In conclusion, the results of the current investigation indicate that xenon (<or= to0.55 MAC) produces subtle cardiovascular actions during isoflurane anesthesia in dogs with and without experimental dilated cardiomyopathy fitted with long-term monitoring instruments. Xenon did not influence isoflurane-induced alterations in systemic hemodynamics and myocardial contractility in healthy and cardiomyopathic dogs. Modest prolongation of isovolumic relaxation occurred during administration of xenon to isoflurane-anesthetized, cardiomyopathic dogs, but other indices of LV diastolic function remained unaffected. Xenon also produced subtle changes in LV afterload during isoflurane anesthesia in dogs with and without pacing-induced cardiomyopathy. The minimal cardiovascular effects of xenon are not accompanied by changes in global cardiac performance.
The authors thank David Schwabe, Todd Schmeling, Matthew Montgomery, John Krolikowski, and Rich Rys for technical assistance and Angela M. Barnes for preparing the manuscript.
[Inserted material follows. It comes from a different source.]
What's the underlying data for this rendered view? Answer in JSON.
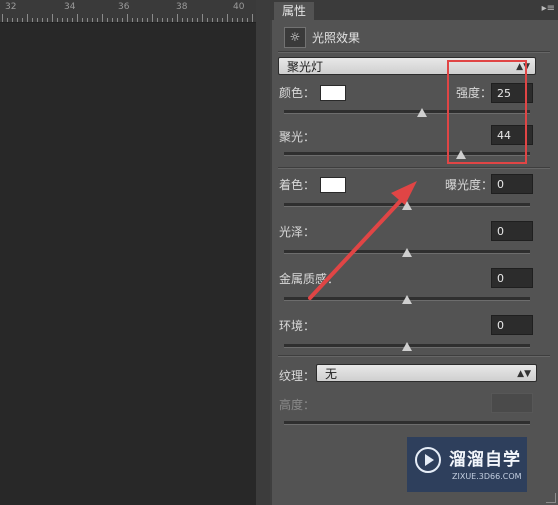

The authors thank MG Industries, Malvern, Pennsylvania, for supplying the xenon, and William Sheets, Ph.D., of Marquette Medical Systems, Milwaukee, Wisconsin, for the mass spectrometer used to detect xenon.